- [TRY IT] Each line of the entries that contains the word "Overlay" adds one. Reply with the resulting number only.

- [Items from an interface collection]
····················
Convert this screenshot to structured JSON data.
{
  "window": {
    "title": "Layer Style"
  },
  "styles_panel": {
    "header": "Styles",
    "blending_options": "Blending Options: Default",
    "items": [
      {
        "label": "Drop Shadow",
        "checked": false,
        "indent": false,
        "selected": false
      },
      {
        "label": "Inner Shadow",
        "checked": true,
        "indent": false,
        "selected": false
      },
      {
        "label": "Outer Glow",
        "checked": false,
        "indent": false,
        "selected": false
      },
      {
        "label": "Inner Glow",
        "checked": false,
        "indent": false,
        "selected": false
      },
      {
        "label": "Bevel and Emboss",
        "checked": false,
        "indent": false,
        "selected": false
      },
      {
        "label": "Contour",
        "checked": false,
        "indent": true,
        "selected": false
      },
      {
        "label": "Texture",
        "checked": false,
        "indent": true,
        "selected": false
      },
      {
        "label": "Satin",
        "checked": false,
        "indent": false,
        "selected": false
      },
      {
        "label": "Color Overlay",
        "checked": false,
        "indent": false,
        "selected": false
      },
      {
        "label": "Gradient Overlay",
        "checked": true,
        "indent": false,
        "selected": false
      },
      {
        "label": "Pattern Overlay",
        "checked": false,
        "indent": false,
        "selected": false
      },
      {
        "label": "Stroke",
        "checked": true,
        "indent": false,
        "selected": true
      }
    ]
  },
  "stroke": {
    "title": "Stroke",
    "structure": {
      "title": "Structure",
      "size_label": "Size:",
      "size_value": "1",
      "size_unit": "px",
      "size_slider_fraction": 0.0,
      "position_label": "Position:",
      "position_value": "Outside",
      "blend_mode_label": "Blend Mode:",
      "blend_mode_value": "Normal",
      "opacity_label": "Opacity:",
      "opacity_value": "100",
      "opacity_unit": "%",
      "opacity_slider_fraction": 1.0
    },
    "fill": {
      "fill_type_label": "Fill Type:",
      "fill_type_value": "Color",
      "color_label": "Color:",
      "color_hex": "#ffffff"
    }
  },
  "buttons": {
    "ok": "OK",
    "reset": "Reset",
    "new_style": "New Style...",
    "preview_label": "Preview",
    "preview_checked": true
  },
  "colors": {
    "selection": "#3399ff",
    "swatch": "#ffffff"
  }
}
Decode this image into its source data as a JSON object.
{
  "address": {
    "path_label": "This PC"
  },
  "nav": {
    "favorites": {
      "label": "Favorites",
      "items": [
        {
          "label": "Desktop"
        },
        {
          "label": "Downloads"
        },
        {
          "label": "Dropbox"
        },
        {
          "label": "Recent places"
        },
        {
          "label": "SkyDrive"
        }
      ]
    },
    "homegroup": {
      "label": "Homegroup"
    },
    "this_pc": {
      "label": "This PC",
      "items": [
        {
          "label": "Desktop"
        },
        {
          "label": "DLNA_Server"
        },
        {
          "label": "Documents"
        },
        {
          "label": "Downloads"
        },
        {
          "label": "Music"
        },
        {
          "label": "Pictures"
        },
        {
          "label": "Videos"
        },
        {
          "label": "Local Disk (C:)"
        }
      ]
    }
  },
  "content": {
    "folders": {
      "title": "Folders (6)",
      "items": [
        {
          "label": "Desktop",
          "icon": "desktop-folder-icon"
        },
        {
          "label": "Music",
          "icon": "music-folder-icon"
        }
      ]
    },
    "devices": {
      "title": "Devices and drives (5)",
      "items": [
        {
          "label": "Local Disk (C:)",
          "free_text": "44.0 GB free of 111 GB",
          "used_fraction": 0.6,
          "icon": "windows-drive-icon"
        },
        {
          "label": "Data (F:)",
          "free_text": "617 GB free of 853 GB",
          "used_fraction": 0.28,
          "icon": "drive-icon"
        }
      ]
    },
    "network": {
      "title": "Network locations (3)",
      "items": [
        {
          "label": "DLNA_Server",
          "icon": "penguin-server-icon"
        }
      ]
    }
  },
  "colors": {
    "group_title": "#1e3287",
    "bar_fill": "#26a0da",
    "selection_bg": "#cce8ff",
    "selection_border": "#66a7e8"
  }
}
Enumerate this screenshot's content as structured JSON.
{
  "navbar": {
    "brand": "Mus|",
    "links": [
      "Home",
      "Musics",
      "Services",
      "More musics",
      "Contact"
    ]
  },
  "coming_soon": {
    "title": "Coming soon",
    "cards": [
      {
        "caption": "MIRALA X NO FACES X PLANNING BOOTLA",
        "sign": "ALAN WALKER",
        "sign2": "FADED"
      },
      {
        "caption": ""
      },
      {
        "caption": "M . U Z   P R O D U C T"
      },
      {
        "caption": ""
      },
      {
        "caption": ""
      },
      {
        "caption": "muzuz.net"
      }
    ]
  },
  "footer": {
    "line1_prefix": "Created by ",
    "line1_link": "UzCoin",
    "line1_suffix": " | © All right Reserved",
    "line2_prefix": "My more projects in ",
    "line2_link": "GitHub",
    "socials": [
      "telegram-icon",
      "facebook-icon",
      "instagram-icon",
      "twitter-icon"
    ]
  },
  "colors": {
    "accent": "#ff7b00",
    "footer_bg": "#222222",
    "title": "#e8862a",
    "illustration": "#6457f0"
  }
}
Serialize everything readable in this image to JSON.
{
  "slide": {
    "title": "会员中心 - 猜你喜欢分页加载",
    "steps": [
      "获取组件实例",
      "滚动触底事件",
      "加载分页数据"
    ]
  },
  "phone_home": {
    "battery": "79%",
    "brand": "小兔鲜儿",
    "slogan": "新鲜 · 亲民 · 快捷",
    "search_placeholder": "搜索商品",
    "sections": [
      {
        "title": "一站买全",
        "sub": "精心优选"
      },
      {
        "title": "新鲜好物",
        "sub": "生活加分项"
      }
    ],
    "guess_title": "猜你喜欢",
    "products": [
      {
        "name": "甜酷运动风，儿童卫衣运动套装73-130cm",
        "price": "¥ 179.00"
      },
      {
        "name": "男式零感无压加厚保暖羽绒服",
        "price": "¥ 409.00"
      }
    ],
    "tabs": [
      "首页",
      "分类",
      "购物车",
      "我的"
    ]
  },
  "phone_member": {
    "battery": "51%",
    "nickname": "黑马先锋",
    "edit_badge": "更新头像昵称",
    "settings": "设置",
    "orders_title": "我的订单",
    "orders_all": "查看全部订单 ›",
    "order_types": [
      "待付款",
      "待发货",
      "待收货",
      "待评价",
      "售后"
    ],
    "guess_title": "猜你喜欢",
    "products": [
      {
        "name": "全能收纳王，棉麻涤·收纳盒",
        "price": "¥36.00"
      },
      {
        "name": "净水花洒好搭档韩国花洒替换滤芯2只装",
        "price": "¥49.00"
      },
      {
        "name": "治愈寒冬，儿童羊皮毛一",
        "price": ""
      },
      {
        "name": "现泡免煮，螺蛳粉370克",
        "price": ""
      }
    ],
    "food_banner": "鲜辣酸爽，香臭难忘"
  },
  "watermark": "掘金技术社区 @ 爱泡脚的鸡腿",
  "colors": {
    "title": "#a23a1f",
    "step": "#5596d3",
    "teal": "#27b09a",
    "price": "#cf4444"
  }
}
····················
- [YOUR RESPONSE] 3